Civilizations tended to grow up in river valleys for a number of reasons.The most obvious is access to a usually reliable source of water for agriculture and human needs. Plentiful water, and the enrichment of the soil due to annual floods, made it possible to grow excess crops beyond what was needed to sustain an agricultural village. This allowed for some members of the community to engage in non-agricultural activities such as construction of buildings and cities (the root of the word "civilization"), metal working, trade, and social organization.[3][4]

Early civilizationsEdit


Mesopotamia was the earliest river valley civilization, starting to form around 3500 BCE. The civilization was created after regular trading started relationships between multiple cities and states around the Tigris and Euphrates Rivers. Mesopotamian cities became self-run civil governments. One of the cities within this civilization, Uruk, was the first literate society in history. Eventually, they all joined together to irrigate the two rivers in order to make their dry land fertile for agricultural growth. The increase in successful farming in this civilization allowed population growth throughout the cities and states within Mesopotamia.[5]


Egypt also created irrigation systems from its local river, the Nile River, more intricate than previous systems. The Egyptians would rotate legumes with cereal which would stop salt buildup from the fresh water and enhance the fertility of their fields. The Nile River also allowed easier travel among the civilization, eventually resulting in the creation of two kingdoms in the north and south areas of the river until both were unified into one society by 3000 BCE.[6]

Indus valleyEdit

Much of the history of the Indus valley civilization, discovered in the 1920s, is unknown. Discovered in the 1920s, Harappan society remains a mystery because the Harappan system of writing has not yet been deciphered. It was larger than either Egypt or Mesopotamia. Historians have found no evidence of violence or a ruling class; there are no distinctive burial sites and there is not a lot of evidence to suggest a formal military. However, historians believe that the lack of knowledge about the ruling class and the military is mainly due to the inability to read Harappan writing.[7]

Yellow RiverEdit

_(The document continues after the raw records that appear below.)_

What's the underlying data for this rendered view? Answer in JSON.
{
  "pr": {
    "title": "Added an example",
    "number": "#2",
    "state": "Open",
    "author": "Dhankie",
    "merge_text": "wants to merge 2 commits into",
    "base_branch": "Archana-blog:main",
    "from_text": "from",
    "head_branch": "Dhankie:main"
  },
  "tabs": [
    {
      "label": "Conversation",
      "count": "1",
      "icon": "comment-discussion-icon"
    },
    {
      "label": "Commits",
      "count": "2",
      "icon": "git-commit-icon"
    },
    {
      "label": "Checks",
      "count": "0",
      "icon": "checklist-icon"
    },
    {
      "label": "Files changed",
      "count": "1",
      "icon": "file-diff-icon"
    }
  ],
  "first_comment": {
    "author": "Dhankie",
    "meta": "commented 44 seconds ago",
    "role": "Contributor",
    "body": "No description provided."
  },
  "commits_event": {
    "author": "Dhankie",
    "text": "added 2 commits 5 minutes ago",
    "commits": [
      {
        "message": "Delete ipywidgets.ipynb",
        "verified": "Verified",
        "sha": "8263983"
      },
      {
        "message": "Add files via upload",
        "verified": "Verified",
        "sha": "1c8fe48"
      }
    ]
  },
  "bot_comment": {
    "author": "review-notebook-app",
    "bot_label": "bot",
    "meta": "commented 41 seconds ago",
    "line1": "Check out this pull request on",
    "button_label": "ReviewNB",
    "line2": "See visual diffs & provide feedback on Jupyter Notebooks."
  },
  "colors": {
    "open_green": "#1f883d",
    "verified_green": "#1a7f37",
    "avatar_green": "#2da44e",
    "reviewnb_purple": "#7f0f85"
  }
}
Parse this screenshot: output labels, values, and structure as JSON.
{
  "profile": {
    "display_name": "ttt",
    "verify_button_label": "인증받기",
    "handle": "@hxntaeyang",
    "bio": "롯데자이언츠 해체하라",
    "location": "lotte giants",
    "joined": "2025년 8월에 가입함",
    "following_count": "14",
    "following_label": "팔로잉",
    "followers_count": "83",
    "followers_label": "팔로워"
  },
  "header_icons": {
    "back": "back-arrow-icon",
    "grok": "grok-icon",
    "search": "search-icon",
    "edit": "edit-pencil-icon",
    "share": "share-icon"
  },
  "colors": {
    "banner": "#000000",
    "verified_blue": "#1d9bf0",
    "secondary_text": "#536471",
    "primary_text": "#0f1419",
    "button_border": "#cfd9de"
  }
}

The Yellow River (Huang He) area became settled around 4000 BC.[8] Many tribes settled along the river, sixth longest in the world, which was distinguished by its heavy load of yellow silt and its periodic devastating floods. Recorded Chinese history begins with the first great wall, the Xia Dynasty, which went through the Yellow River valley from 2100 to 1600 BC. A major impetus for the tribes to unite into a single kingdom was the desire to find a solution to the frequent deadly floods. The Xia dug canals to channel excess water away from the area, resulting in a strong civilization with bountiful harvests and powerful leaders. The Yellow River is often called "The Cradle of Chinese Civilization".[9]

See alsoEdit

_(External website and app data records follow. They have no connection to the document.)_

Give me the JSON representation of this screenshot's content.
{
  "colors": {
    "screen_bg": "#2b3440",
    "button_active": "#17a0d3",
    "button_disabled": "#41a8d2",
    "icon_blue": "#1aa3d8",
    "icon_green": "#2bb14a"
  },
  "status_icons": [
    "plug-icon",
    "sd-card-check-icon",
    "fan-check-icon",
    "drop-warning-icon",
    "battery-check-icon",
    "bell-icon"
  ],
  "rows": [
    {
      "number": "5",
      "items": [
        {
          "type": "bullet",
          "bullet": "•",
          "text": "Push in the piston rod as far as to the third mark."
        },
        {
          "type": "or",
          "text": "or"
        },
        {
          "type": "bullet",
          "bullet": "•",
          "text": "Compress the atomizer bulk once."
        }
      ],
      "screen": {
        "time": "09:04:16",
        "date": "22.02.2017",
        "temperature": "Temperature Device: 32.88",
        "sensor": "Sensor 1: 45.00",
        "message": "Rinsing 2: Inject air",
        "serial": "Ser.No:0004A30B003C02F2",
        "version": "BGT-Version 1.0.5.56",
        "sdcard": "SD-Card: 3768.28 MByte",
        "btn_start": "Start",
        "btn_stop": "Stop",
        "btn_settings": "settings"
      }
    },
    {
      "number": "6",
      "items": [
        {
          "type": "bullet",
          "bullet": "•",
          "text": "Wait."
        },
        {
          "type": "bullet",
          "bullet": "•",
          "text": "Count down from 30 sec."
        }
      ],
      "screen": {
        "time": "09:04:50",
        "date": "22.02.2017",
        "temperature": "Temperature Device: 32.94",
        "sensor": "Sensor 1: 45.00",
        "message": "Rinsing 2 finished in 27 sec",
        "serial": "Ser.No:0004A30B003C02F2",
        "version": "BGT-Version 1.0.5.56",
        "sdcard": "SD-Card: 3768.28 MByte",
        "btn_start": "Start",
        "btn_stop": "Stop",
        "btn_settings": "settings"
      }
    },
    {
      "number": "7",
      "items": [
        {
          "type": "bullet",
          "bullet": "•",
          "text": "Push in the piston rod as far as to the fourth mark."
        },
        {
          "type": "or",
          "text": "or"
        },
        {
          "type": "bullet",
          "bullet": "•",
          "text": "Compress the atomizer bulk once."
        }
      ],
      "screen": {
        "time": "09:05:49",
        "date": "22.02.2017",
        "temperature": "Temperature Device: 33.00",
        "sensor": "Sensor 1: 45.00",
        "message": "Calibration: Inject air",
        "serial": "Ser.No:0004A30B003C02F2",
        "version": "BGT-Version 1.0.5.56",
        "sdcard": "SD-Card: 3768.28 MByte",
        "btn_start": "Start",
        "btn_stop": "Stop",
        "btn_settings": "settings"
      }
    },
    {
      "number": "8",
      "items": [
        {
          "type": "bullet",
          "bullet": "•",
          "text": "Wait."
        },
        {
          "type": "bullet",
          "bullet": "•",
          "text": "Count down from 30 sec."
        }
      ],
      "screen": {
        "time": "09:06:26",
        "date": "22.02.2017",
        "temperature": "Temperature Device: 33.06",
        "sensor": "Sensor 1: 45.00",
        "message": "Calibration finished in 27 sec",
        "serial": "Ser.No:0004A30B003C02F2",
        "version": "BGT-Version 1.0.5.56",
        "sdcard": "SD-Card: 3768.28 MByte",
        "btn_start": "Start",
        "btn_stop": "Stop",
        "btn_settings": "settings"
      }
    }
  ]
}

  1. ^ McCannon, John (2008). Barron's AP World History. Barron's Educational Series Inc. pp. 57–60. ISBN 978-0-7641-3822-5. 
  2. ^ "The River Valley Civilization Guide". Retrieved 6 October 2014. 
  3. ^ Rivers and Civilization: What's the Link?. Mindsparks. 2007. p. 8. ISBN 978-1-57596-251-1. 
  4. ^ Mountjoy, Shane (2005). Rivers in World History: The Indus River. Chelsea House Publishers. p. 15. 
  5. ^ Adrian Cole and Stephen Ortega, The Thinking Past (New York: Oxford University Press, 2015), 83, 95-101.
  6. ^ Adrian Cole and Stephen Ortega, The Thinking Past (New York: Oxford University Press, 2015), 83, 95-101.
  7. ^ Adrian Cole and Stephen Ortega, The Thinking Past (New York: Oxford University Press, 2015), 106-108.
  8. ^ The Yellow River,
  9. ^ Szczepanski, Kallie (March 29, 2017). "The Yellow River and its role in Chinese history". Thoughtco. Retrieved 12 June 2017. 

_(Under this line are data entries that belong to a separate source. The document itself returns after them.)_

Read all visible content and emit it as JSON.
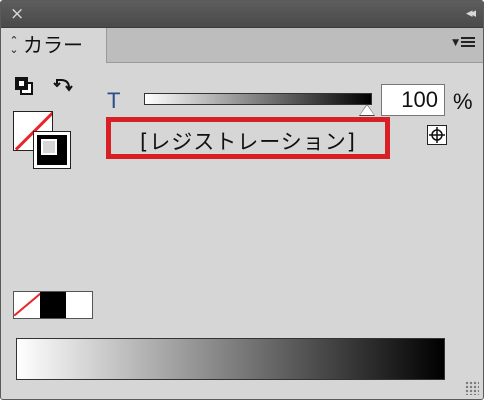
{
  "window": {
    "close_glyph": "×",
    "collapse_glyph": "◂◂"
  },
  "tab": {
    "label": "カラー",
    "arrows_glyph": "⌃⌄"
  },
  "tint": {
    "letter": "T",
    "value": "100",
    "unit": "%",
    "slider_fraction": 1.0
  },
  "swatch_name": "[レジストレーション]",
  "icons": [
    "close-icon",
    "collapse-icon",
    "panel-menu-icon",
    "default-fill-stroke-icon",
    "swap-fill-stroke-icon",
    "registration-icon",
    "resize-grip-icon"
  ],
  "colors": {
    "panel_bg": "#d6d6d6",
    "titlebar_bg": "#4a4a4a",
    "highlight_border": "#d91f26",
    "none_slash": "#e8262a",
    "tint_letter": "#2d4d8a"
  },
  "quick_swatches": [
    "none",
    "black",
    "white"
  ]
}
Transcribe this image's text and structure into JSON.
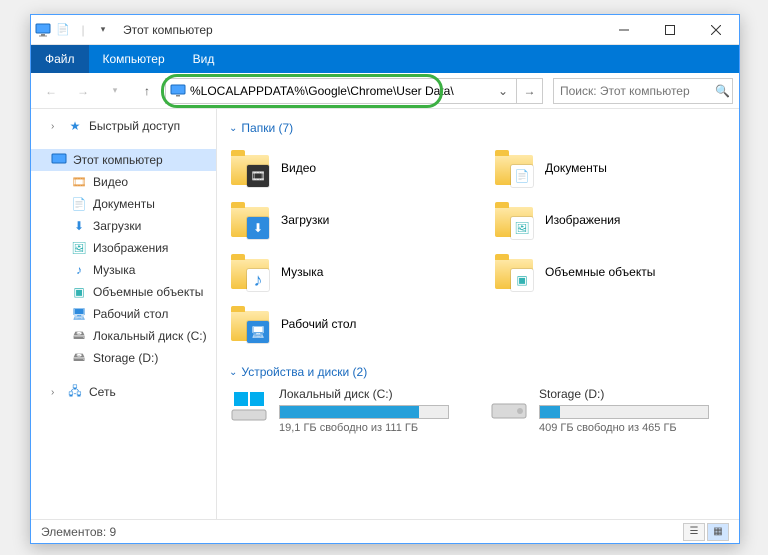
{
  "titlebar": {
    "title": "Этот компьютер"
  },
  "menubar": {
    "file": "Файл",
    "computer": "Компьютер",
    "view": "Вид"
  },
  "addressbar": {
    "path": "%LOCALAPPDATA%\\Google\\Chrome\\User Data\\"
  },
  "searchbox": {
    "placeholder": "Поиск: Этот компьютер"
  },
  "sidebar": {
    "quick_access": "Быстрый доступ",
    "this_pc": "Этот компьютер",
    "videos": "Видео",
    "documents": "Документы",
    "downloads": "Загрузки",
    "pictures": "Изображения",
    "music": "Музыка",
    "objects3d": "Объемные объекты",
    "desktop": "Рабочий стол",
    "local_disk": "Локальный диск (C:)",
    "storage": "Storage (D:)",
    "network": "Сеть"
  },
  "groups": {
    "folders_label": "Папки (7)",
    "drives_label": "Устройства и диски (2)"
  },
  "folders": {
    "videos": "Видео",
    "documents": "Документы",
    "downloads": "Загрузки",
    "pictures": "Изображения",
    "music": "Музыка",
    "objects3d": "Объемные объекты",
    "desktop": "Рабочий стол"
  },
  "drives": {
    "c": {
      "name": "Локальный диск (C:)",
      "stats": "19,1 ГБ свободно из 111 ГБ",
      "fill_pct": 83
    },
    "d": {
      "name": "Storage (D:)",
      "stats": "409 ГБ свободно из 465 ГБ",
      "fill_pct": 12
    }
  },
  "statusbar": {
    "text": "Элементов: 9"
  }
}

Further readingEdit

  • Clayton, Peter A. & Dent, John (1973). The Ancient River Civilizations: Western Man & the Modern World. Elsevier. ISBN 9780080172095